* WHAT IS REQUIRED:
Determine which lines of the records include the word "just", and copy them.

(Items from an interface collection)

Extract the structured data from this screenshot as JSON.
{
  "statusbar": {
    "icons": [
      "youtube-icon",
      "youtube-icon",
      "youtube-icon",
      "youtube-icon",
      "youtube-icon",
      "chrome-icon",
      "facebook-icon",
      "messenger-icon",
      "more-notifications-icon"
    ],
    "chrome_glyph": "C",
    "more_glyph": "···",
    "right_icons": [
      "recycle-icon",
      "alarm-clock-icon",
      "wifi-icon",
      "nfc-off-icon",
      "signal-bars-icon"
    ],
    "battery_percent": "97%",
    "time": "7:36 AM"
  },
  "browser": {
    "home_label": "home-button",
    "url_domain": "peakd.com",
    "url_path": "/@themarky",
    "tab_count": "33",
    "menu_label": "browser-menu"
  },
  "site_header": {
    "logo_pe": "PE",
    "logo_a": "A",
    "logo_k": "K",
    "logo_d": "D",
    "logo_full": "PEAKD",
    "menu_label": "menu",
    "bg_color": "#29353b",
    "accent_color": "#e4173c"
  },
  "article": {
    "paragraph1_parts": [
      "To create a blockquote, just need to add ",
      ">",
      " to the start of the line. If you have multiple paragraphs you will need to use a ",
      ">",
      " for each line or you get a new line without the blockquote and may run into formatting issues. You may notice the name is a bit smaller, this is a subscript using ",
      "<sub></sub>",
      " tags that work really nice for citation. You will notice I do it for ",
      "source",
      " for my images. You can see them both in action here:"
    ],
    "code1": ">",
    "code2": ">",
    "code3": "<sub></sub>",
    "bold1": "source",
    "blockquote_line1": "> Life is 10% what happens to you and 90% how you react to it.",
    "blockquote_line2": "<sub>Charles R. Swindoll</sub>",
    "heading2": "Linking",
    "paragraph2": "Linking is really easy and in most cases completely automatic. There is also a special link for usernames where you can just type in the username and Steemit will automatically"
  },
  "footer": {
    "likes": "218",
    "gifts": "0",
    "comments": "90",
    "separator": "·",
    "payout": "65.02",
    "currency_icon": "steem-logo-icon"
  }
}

* TASK RESULT:
      "To create a blockquote, just need to add ",
    "paragraph2": "Linking is really easy and in most cases completely automatic. There is also a special link for usernames where you can just type in the username and Steemit will automatically"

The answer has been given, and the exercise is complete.